• **Data under study**
________
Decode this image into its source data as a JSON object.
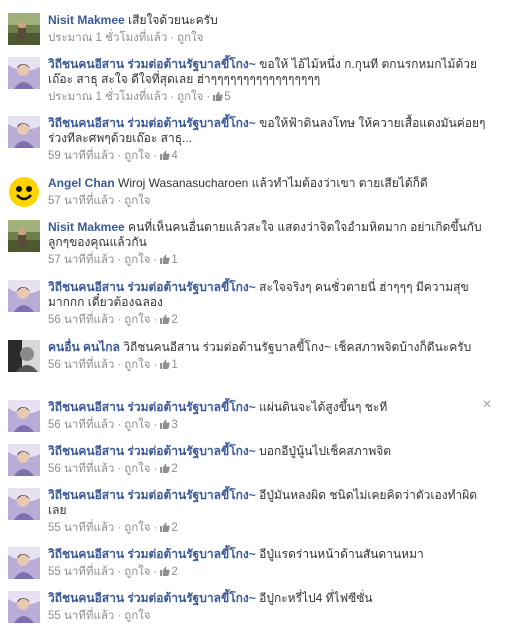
{
  "close_label": "×",
  "ui": {
    "like_label": "ถูกใจ"
  },
  "comments": [
    {
      "avatar": "landscape",
      "author": "Nisit Makmee",
      "text": "เสียใจด้วยนะครับ",
      "time": "ประมาณ 1 ชั่วโมงที่แล้ว",
      "likes": ""
    },
    {
      "avatar": "portrait",
      "author": "วิถีชนคนอีสาน ร่วมต่อต้านรัฐบาลขี้โกง~",
      "text": "ขอให้ ไอ้ไม้หนึ่ง ก.กุนที ตกนรกหมกไม้ด้วยเถ๊อะ สาธุ สะใจ ดีใจที่สุดเลย ฮ่าๆๆๆๆๆๆๆๆๆๆๆๆๆๆๆๆๆ",
      "time": "ประมาณ 1 ชั่วโมงที่แล้ว",
      "likes": "5"
    },
    {
      "avatar": "portrait",
      "author": "วิถีชนคนอีสาน ร่วมต่อต้านรัฐบาลขี้โกง~",
      "text": "ขอให้ฟ้าดินลงโทษ ให้ควายเสื้อแดงมันค่อยๆร่วงทีละศพๆด้วยเถ๊อะ สาธุ...",
      "time": "59 นาทีที่แล้ว",
      "likes": "4"
    },
    {
      "avatar": "smiley",
      "author": "Angel Chan",
      "text": "Wiroj Wasanasucharoen แล้วทำไมต้องว่าเขา ตายเสียได้ก็ดี",
      "time": "57 นาทีที่แล้ว",
      "likes": ""
    },
    {
      "avatar": "landscape",
      "author": "Nisit Makmee",
      "text": "คนที่เห็นคนอื่นตายแล้วสะใจ แสดงว่าจิตใจอำมหิตมาก อย่าเกิดขึ้นกับลูกๆของคุณแล้วกัน",
      "time": "57 นาทีที่แล้ว",
      "likes": "1"
    },
    {
      "avatar": "portrait",
      "author": "วิถีชนคนอีสาน ร่วมต่อต้านรัฐบาลขี้โกง~",
      "text": "สะใจจริงๆ คนชั่วตายนี่ ฮ่าๆๆๆ มีความสุขมากกก เดี๋ยวต้องฉลอง",
      "time": "56 นาทีที่แล้ว",
      "likes": "2"
    },
    {
      "avatar": "bw",
      "author": "คนอื่น คนไกล",
      "text": "วิถีชนคนอีสาน ร่วมต่อต้านรัฐบาลขี้โกง~ เช็คสภาพจิตบ้างก็ดีนะครับ",
      "time": "56 นาทีที่แล้ว",
      "likes": "1"
    },
    {
      "avatar": "portrait",
      "author": "วิถีชนคนอีสาน ร่วมต่อต้านรัฐบาลขี้โกง~",
      "text": "แผ่นดินจะได้สูงขึ้นๆ ชะที",
      "time": "56 นาทีที่แล้ว",
      "likes": "3"
    },
    {
      "avatar": "portrait",
      "author": "วิถีชนคนอีสาน ร่วมต่อต้านรัฐบาลขี้โกง~",
      "text": "บอกอีปู่นู้นไปเช็คสภาพจิต",
      "time": "56 นาทีที่แล้ว",
      "likes": "2"
    },
    {
      "avatar": "portrait",
      "author": "วิถีชนคนอีสาน ร่วมต่อต้านรัฐบาลขี้โกง~",
      "text": "อีปู่มันหลงผิด ชนิดไม่เคยคิดว่าตัวเองทำผิดเลย",
      "time": "55 นาทีที่แล้ว",
      "likes": "2"
    },
    {
      "avatar": "portrait",
      "author": "วิถีชนคนอีสาน ร่วมต่อต้านรัฐบาลขี้โกง~",
      "text": "อีปู่แรดร่านหน้าด้านสันดานหมา",
      "time": "55 นาทีที่แล้ว",
      "likes": "2"
    },
    {
      "avatar": "portrait",
      "author": "วิถีชนคนอีสาน ร่วมต่อต้านรัฐบาลขี้โกง~",
      "text": "อีปูกะหรี่ไป4 ที่ไฟซีซั่น",
      "time": "55 นาทีที่แล้ว",
      "likes": ""
    }
  ]
}
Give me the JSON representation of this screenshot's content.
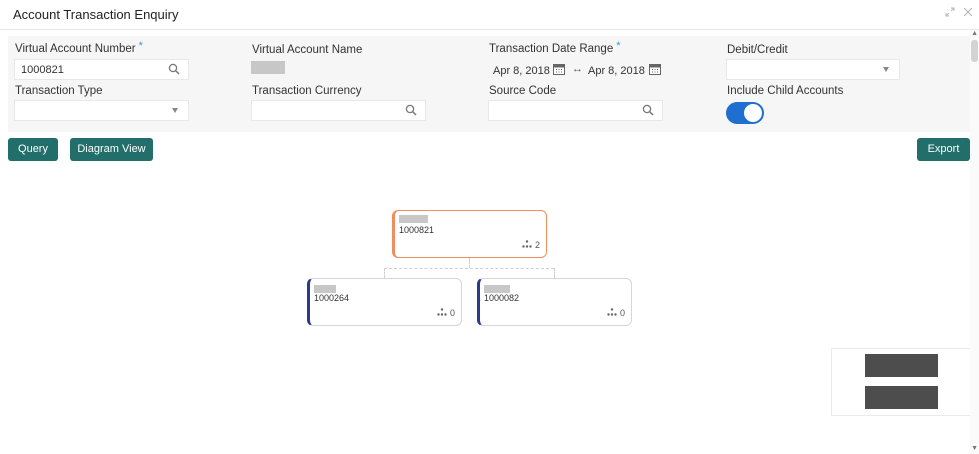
{
  "window": {
    "title": "Account Transaction Enquiry",
    "controls": [
      "expand-icon",
      "close-icon"
    ]
  },
  "filters": {
    "virtual_account_number": {
      "label": "Virtual Account Number",
      "required": true,
      "value": "1000821",
      "icon": "search-icon"
    },
    "virtual_account_name": {
      "label": "Virtual Account Name",
      "value_redacted": true
    },
    "transaction_date_range": {
      "label": "Transaction Date Range",
      "required": true,
      "from": "Apr 8, 2018",
      "to": "Apr 8, 2018",
      "separator": "↔",
      "icon": "calendar-icon"
    },
    "debit_credit": {
      "label": "Debit/Credit",
      "value": ""
    },
    "transaction_type": {
      "label": "Transaction Type",
      "value": ""
    },
    "transaction_currency": {
      "label": "Transaction Currency",
      "value": "",
      "icon": "search-icon"
    },
    "source_code": {
      "label": "Source Code",
      "value": "",
      "icon": "search-icon"
    },
    "include_child_accounts": {
      "label": "Include Child Accounts",
      "on": true
    }
  },
  "actions": {
    "query": "Query",
    "diagram_view": "Diagram View",
    "export": "Export"
  },
  "diagram": {
    "root": {
      "account": "1000821",
      "child_count": "2"
    },
    "children": [
      {
        "account": "1000264",
        "child_count": "0"
      },
      {
        "account": "1000082",
        "child_count": "0"
      }
    ]
  },
  "colors": {
    "accent_button": "#216e6a",
    "toggle_on": "#1e6fd0",
    "root_node_border": "#f08d5e",
    "child_node_border": "#2b3a8a",
    "required_marker": "#2f9bd8"
  }
}
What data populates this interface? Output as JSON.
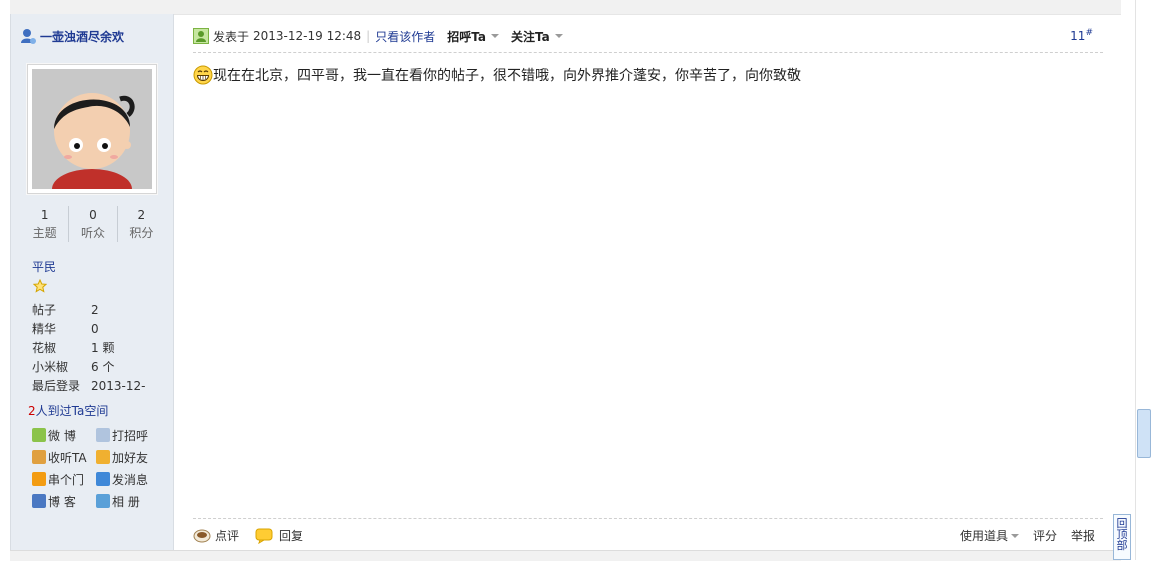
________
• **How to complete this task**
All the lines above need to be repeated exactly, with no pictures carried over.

• **Written response**
Decode this image into its source data as a JSON object.
{
  "close_label": "×",
  "ui": {
    "like_label": "ถูกใจ"
  },
  "comments": [
    {
      "avatar": "landscape",
      "author": "Nisit Makmee",
      "text": "เสียใจด้วยนะครับ",
      "time": "ประมาณ 1 ชั่วโมงที่แล้ว",
      "likes": ""
    },
    {
      "avatar": "portrait",
      "author": "วิถีชนคนอีสาน ร่วมต่อต้านรัฐบาลขี้โกง~",
      "text": "ขอให้ ไอ้ไม้หนึ่ง ก.กุนที ตกนรกหมกไม้ด้วยเถ๊อะ สาธุ สะใจ ดีใจที่สุดเลย ฮ่าๆๆๆๆๆๆๆๆๆๆๆๆๆๆๆๆๆ",
      "time": "ประมาณ 1 ชั่วโมงที่แล้ว",
      "likes": "5"
    },
    {
      "avatar": "portrait",
      "author": "วิถีชนคนอีสาน ร่วมต่อต้านรัฐบาลขี้โกง~",
      "text": "ขอให้ฟ้าดินลงโทษ ให้ควายเสื้อแดงมันค่อยๆร่วงทีละศพๆด้วยเถ๊อะ สาธุ...",
      "time": "59 นาทีที่แล้ว",
      "likes": "4"
    },
    {
      "avatar": "smiley",
      "author": "Angel Chan",
      "text": "Wiroj Wasanasucharoen แล้วทำไมต้องว่าเขา ตายเสียได้ก็ดี",
      "time": "57 นาทีที่แล้ว",
      "likes": ""
    },
    {
      "avatar": "landscape",
      "author": "Nisit Makmee",
      "text": "คนที่เห็นคนอื่นตายแล้วสะใจ แสดงว่าจิตใจอำมหิตมาก อย่าเกิดขึ้นกับลูกๆของคุณแล้วกัน",
      "time": "57 นาทีที่แล้ว",
      "likes": "1"
    },
    {
      "avatar": "portrait",
      "author": "วิถีชนคนอีสาน ร่วมต่อต้านรัฐบาลขี้โกง~",
      "text": "สะใจจริงๆ คนชั่วตายนี่ ฮ่าๆๆๆ มีความสุขมากกก เดี๋ยวต้องฉลอง",
      "time": "56 นาทีที่แล้ว",
      "likes": "2"
    },
    {
      "avatar": "bw",
      "author": "คนอื่น คนไกล",
      "text": "วิถีชนคนอีสาน ร่วมต่อต้านรัฐบาลขี้โกง~ เช็คสภาพจิตบ้างก็ดีนะครับ",
      "time": "56 นาทีที่แล้ว",
      "likes": "1"
    },
    {
      "avatar": "portrait",
      "author": "วิถีชนคนอีสาน ร่วมต่อต้านรัฐบาลขี้โกง~",
      "text": "แผ่นดินจะได้สูงขึ้นๆ ชะที",
      "time": "56 นาทีที่แล้ว",
      "likes": "3"
    },
    {
      "avatar": "portrait",
      "author": "วิถีชนคนอีสาน ร่วมต่อต้านรัฐบาลขี้โกง~",
      "text": "บอกอีปู่นู้นไปเช็คสภาพจิต",
      "time": "56 นาทีที่แล้ว",
      "likes": "2"
    },
    {
      "avatar": "portrait",
      "author": "วิถีชนคนอีสาน ร่วมต่อต้านรัฐบาลขี้โกง~",
      "text": "อีปู่มันหลงผิด ชนิดไม่เคยคิดว่าตัวเองทำผิดเลย",
      "time": "55 นาทีที่แล้ว",
      "likes": "2"
    },
    {
      "avatar": "portrait",
      "author": "วิถีชนคนอีสาน ร่วมต่อต้านรัฐบาลขี้โกง~",
      "text": "อีปู่แรดร่านหน้าด้านสันดานหมา",
      "time": "55 นาทีที่แล้ว",
      "likes": "2"
    },
    {
      "avatar": "portrait",
      "author": "วิถีชนคนอีสาน ร่วมต่อต้านรัฐบาลขี้โกง~",
      "text": "อีปูกะหรี่ไป4 ที่ไฟซีซั่น",
      "time": "55 นาทีที่แล้ว",
      "likes": ""
    }
  ]
}
Give me the JSON representation of this screenshot's content.
{
  "window": {
    "title": "Account Transaction Enquiry",
    "controls": [
      "expand-icon",
      "close-icon"
    ]
  },
  "filters": {
    "virtual_account_number": {
      "label": "Virtual Account Number",
      "required": true,
      "value": "1000821",
      "icon": "search-icon"
    },
    "virtual_account_name": {
      "label": "Virtual Account Name",
      "value_redacted": true
    },
    "transaction_date_range": {
      "label": "Transaction Date Range",
      "required": true,
      "from": "Apr 8, 2018",
      "to": "Apr 8, 2018",
      "separator": "↔",
      "icon": "calendar-icon"
    },
    "debit_credit": {
      "label": "Debit/Credit",
      "value": ""
    },
    "transaction_type": {
      "label": "Transaction Type",
      "value": ""
    },
    "transaction_currency": {
      "label": "Transaction Currency",
      "value": "",
      "icon": "search-icon"
    },
    "source_code": {
      "label": "Source Code",
      "value": "",
      "icon": "search-icon"
    },
    "include_child_accounts": {
      "label": "Include Child Accounts",
      "on": true
    }
  },
  "actions": {
    "query": "Query",
    "diagram_view": "Diagram View",
    "export": "Export"
  },
  "diagram": {
    "root": {
      "account": "1000821",
      "child_count": "2"
    },
    "children": [
      {
        "account": "1000264",
        "child_count": "0"
      },
      {
        "account": "1000082",
        "child_count": "0"
      }
    ]
  },
  "colors": {
    "accent_button": "#216e6a",
    "toggle_on": "#1e6fd0",
    "root_node_border": "#f08d5e",
    "child_node_border": "#2b3a8a",
    "required_marker": "#2f9bd8"
  }
}
What data populates this interface? Output as JSON.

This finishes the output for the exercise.